▶ [EXERCISE MATERIAL]:
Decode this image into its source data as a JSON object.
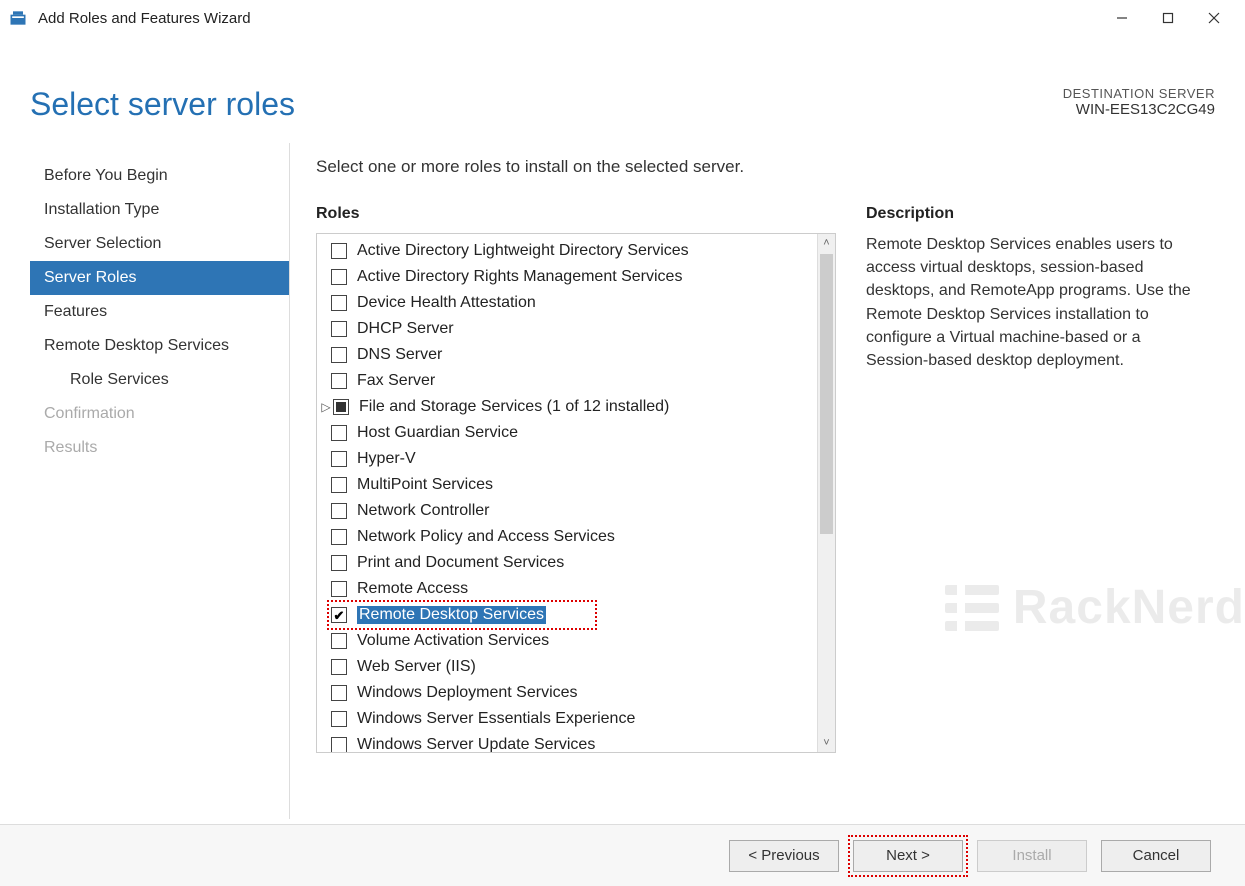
{
  "window": {
    "title": "Add Roles and Features Wizard"
  },
  "header": {
    "page_title": "Select server roles",
    "destination_label": "DESTINATION SERVER",
    "destination_value": "WIN-EES13C2CG49"
  },
  "sidebar": {
    "items": [
      {
        "label": "Before You Begin",
        "state": "normal"
      },
      {
        "label": "Installation Type",
        "state": "normal"
      },
      {
        "label": "Server Selection",
        "state": "normal"
      },
      {
        "label": "Server Roles",
        "state": "active"
      },
      {
        "label": "Features",
        "state": "normal"
      },
      {
        "label": "Remote Desktop Services",
        "state": "normal"
      },
      {
        "label": "Role Services",
        "state": "normal",
        "indent": true
      },
      {
        "label": "Confirmation",
        "state": "disabled"
      },
      {
        "label": "Results",
        "state": "disabled"
      }
    ]
  },
  "content": {
    "instruction": "Select one or more roles to install on the selected server.",
    "roles_heading": "Roles",
    "description_heading": "Description",
    "description_text": "Remote Desktop Services enables users to access virtual desktops, session-based desktops, and RemoteApp programs. Use the Remote Desktop Services installation to configure a Virtual machine-based or a Session-based desktop deployment.",
    "roles": [
      {
        "label": "Active Directory Lightweight Directory Services",
        "check": "unchecked"
      },
      {
        "label": "Active Directory Rights Management Services",
        "check": "unchecked"
      },
      {
        "label": "Device Health Attestation",
        "check": "unchecked"
      },
      {
        "label": "DHCP Server",
        "check": "unchecked"
      },
      {
        "label": "DNS Server",
        "check": "unchecked"
      },
      {
        "label": "Fax Server",
        "check": "unchecked"
      },
      {
        "label": "File and Storage Services (1 of 12 installed)",
        "check": "partial",
        "expandable": true
      },
      {
        "label": "Host Guardian Service",
        "check": "unchecked"
      },
      {
        "label": "Hyper-V",
        "check": "unchecked"
      },
      {
        "label": "MultiPoint Services",
        "check": "unchecked"
      },
      {
        "label": "Network Controller",
        "check": "unchecked"
      },
      {
        "label": "Network Policy and Access Services",
        "check": "unchecked"
      },
      {
        "label": "Print and Document Services",
        "check": "unchecked"
      },
      {
        "label": "Remote Access",
        "check": "unchecked"
      },
      {
        "label": "Remote Desktop Services",
        "check": "checked",
        "selected": true,
        "highlight": true
      },
      {
        "label": "Volume Activation Services",
        "check": "unchecked"
      },
      {
        "label": "Web Server (IIS)",
        "check": "unchecked"
      },
      {
        "label": "Windows Deployment Services",
        "check": "unchecked"
      },
      {
        "label": "Windows Server Essentials Experience",
        "check": "unchecked"
      },
      {
        "label": "Windows Server Update Services",
        "check": "unchecked"
      }
    ]
  },
  "footer": {
    "previous": "< Previous",
    "next": "Next >",
    "install": "Install",
    "cancel": "Cancel"
  },
  "watermark": "RackNerd"
}
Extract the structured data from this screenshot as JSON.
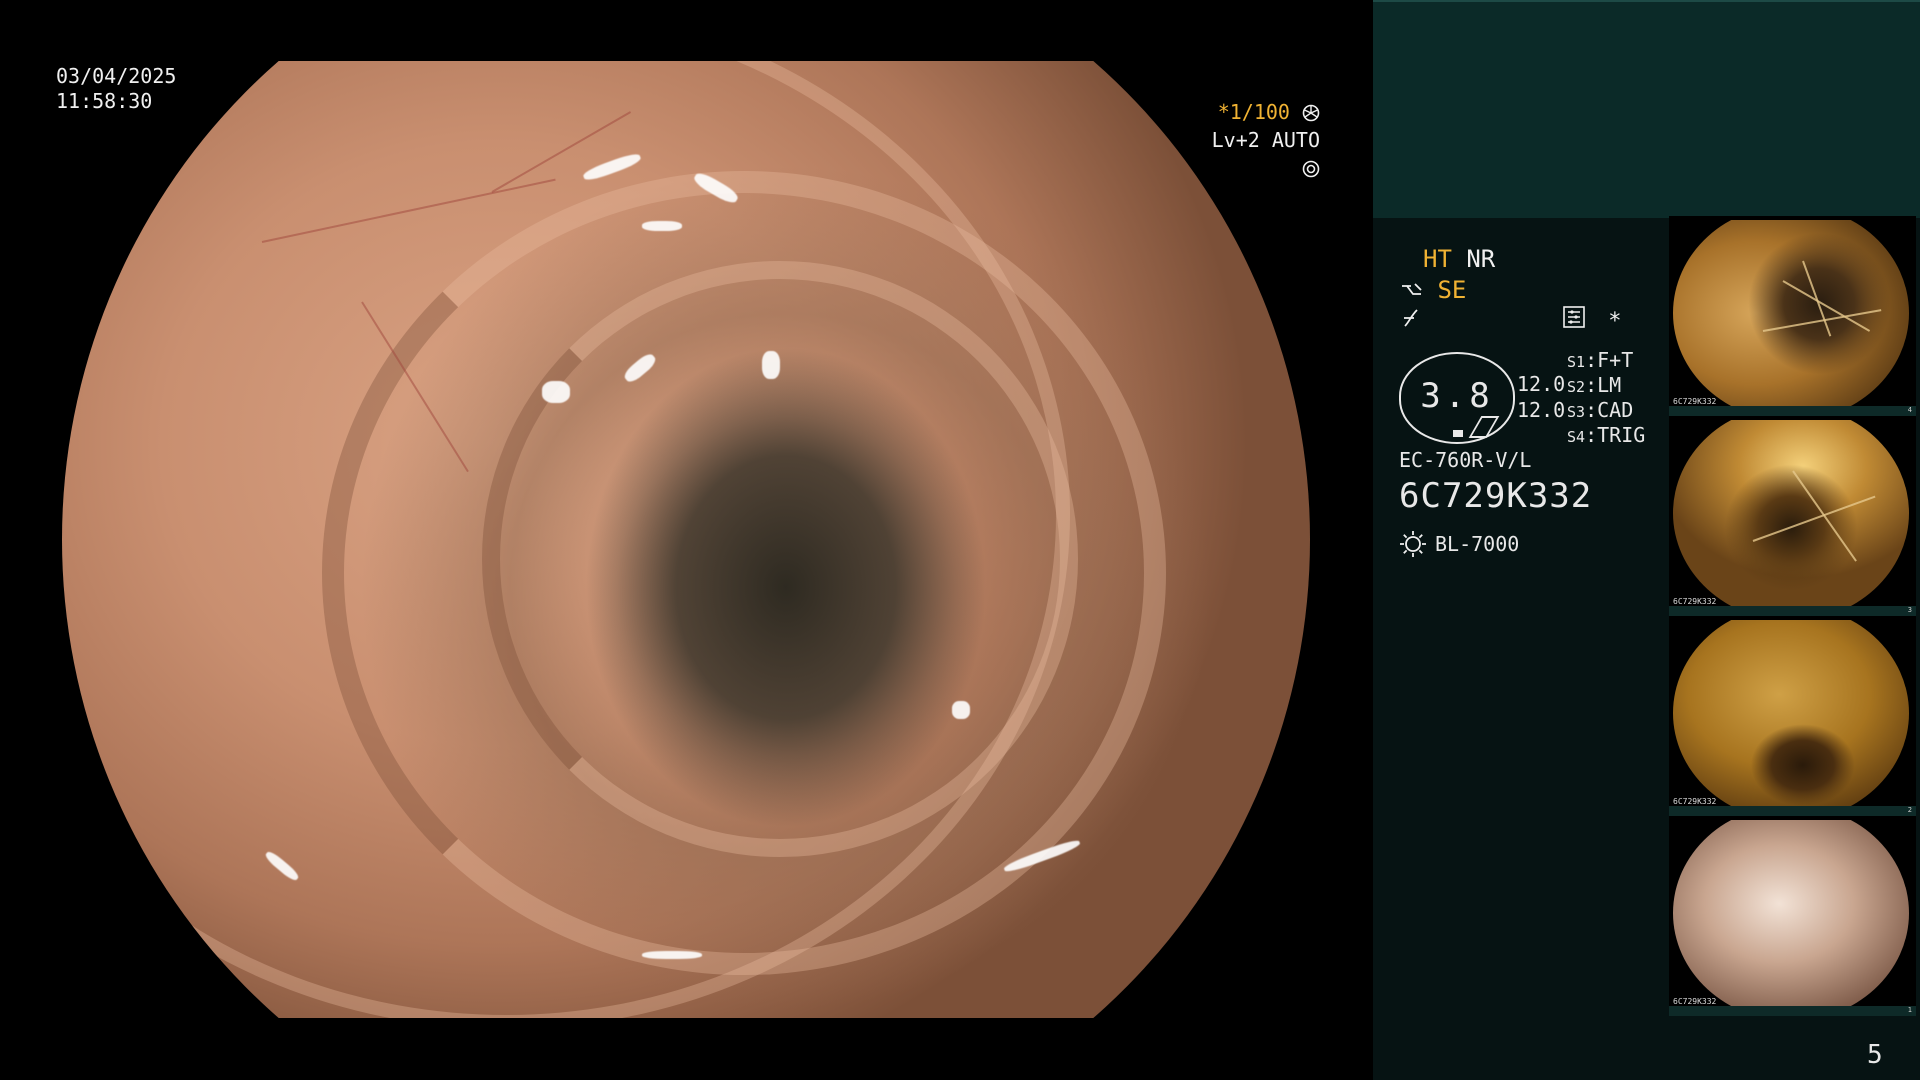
{
  "overlay": {
    "date": "03/04/2025",
    "time": "11:58:30",
    "shutter": "*1/100",
    "shutter_icon": "aperture-icon",
    "iris": "Lv+2 AUTO",
    "iris_icon": "iris-icon"
  },
  "panel": {
    "mode_ht": "HT",
    "mode_nr": "NR",
    "mode_se": "SE",
    "mode_se_icon": "edge-enhance-icon",
    "mode_f_icon": "f-hook-icon",
    "menu_icon": "settings-panel-icon",
    "star": "*",
    "zoom_value": "3.8",
    "numbers": [
      "12.0",
      "12.0"
    ],
    "switches": [
      {
        "key": "S1",
        "value": "F+T"
      },
      {
        "key": "S2",
        "value": "LM"
      },
      {
        "key": "S3",
        "value": "CAD"
      },
      {
        "key": "S4",
        "value": "TRIG"
      }
    ],
    "scope_model": "EC-760R-V/L",
    "scope_serial": "6C729K332",
    "light_icon": "lamp-icon",
    "light_source": "BL-7000",
    "page_number": "5"
  },
  "thumbnails": [
    {
      "label": "6C729K332",
      "index": "4"
    },
    {
      "label": "6C729K332",
      "index": "3"
    },
    {
      "label": "6C729K332",
      "index": "2"
    },
    {
      "label": "6C729K332",
      "index": "1"
    }
  ],
  "colors": {
    "accent_orange": "#f0b233",
    "panel_bg": "#061313",
    "panel_top": "#0b2a28"
  }
}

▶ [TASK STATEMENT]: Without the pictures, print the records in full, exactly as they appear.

▶ [EXERCISE SOLUTION]:
Decode this image into its source data as a JSON object.
{
  "window": {
    "title": "Add Roles and Features Wizard"
  },
  "header": {
    "page_title": "Select server roles",
    "destination_label": "DESTINATION SERVER",
    "destination_value": "WIN-EES13C2CG49"
  },
  "sidebar": {
    "items": [
      {
        "label": "Before You Begin",
        "state": "normal"
      },
      {
        "label": "Installation Type",
        "state": "normal"
      },
      {
        "label": "Server Selection",
        "state": "normal"
      },
      {
        "label": "Server Roles",
        "state": "active"
      },
      {
        "label": "Features",
        "state": "normal"
      },
      {
        "label": "Remote Desktop Services",
        "state": "normal"
      },
      {
        "label": "Role Services",
        "state": "normal",
        "indent": true
      },
      {
        "label": "Confirmation",
        "state": "disabled"
      },
      {
        "label": "Results",
        "state": "disabled"
      }
    ]
  },
  "content": {
    "instruction": "Select one or more roles to install on the selected server.",
    "roles_heading": "Roles",
    "description_heading": "Description",
    "description_text": "Remote Desktop Services enables users to access virtual desktops, session-based desktops, and RemoteApp programs. Use the Remote Desktop Services installation to configure a Virtual machine-based or a Session-based desktop deployment.",
    "roles": [
      {
        "label": "Active Directory Lightweight Directory Services",
        "check": "unchecked"
      },
      {
        "label": "Active Directory Rights Management Services",
        "check": "unchecked"
      },
      {
        "label": "Device Health Attestation",
        "check": "unchecked"
      },
      {
        "label": "DHCP Server",
        "check": "unchecked"
      },
      {
        "label": "DNS Server",
        "check": "unchecked"
      },
      {
        "label": "Fax Server",
        "check": "unchecked"
      },
      {
        "label": "File and Storage Services (1 of 12 installed)",
        "check": "partial",
        "expandable": true
      },
      {
        "label": "Host Guardian Service",
        "check": "unchecked"
      },
      {
        "label": "Hyper-V",
        "check": "unchecked"
      },
      {
        "label": "MultiPoint Services",
        "check": "unchecked"
      },
      {
        "label": "Network Controller",
        "check": "unchecked"
      },
      {
        "label": "Network Policy and Access Services",
        "check": "unchecked"
      },
      {
        "label": "Print and Document Services",
        "check": "unchecked"
      },
      {
        "label": "Remote Access",
        "check": "unchecked"
      },
      {
        "label": "Remote Desktop Services",
        "check": "checked",
        "selected": true,
        "highlight": true
      },
      {
        "label": "Volume Activation Services",
        "check": "unchecked"
      },
      {
        "label": "Web Server (IIS)",
        "check": "unchecked"
      },
      {
        "label": "Windows Deployment Services",
        "check": "unchecked"
      },
      {
        "label": "Windows Server Essentials Experience",
        "check": "unchecked"
      },
      {
        "label": "Windows Server Update Services",
        "check": "unchecked"
      }
    ]
  },
  "footer": {
    "previous": "< Previous",
    "next": "Next >",
    "install": "Install",
    "cancel": "Cancel"
  },
  "watermark": "RackNerd"
}
Extract the structured data from this screenshot as JSON.
{
  "overlay": {
    "date": "03/04/2025",
    "time": "11:58:30",
    "shutter": "*1/100",
    "shutter_icon": "aperture-icon",
    "iris": "Lv+2 AUTO",
    "iris_icon": "iris-icon"
  },
  "panel": {
    "mode_ht": "HT",
    "mode_nr": "NR",
    "mode_se": "SE",
    "mode_se_icon": "edge-enhance-icon",
    "mode_f_icon": "f-hook-icon",
    "menu_icon": "settings-panel-icon",
    "star": "*",
    "zoom_value": "3.8",
    "numbers": [
      "12.0",
      "12.0"
    ],
    "switches": [
      {
        "key": "S1",
        "value": "F+T"
      },
      {
        "key": "S2",
        "value": "LM"
      },
      {
        "key": "S3",
        "value": "CAD"
      },
      {
        "key": "S4",
        "value": "TRIG"
      }
    ],
    "scope_model": "EC-760R-V/L",
    "scope_serial": "6C729K332",
    "light_icon": "lamp-icon",
    "light_source": "BL-7000",
    "page_number": "5"
  },
  "thumbnails": [
    {
      "label": "6C729K332",
      "index": "4"
    },
    {
      "label": "6C729K332",
      "index": "3"
    },
    {
      "label": "6C729K332",
      "index": "2"
    },
    {
      "label": "6C729K332",
      "index": "1"
    }
  ],
  "colors": {
    "accent_orange": "#f0b233",
    "panel_bg": "#061313",
    "panel_top": "#0b2a28"
  }
}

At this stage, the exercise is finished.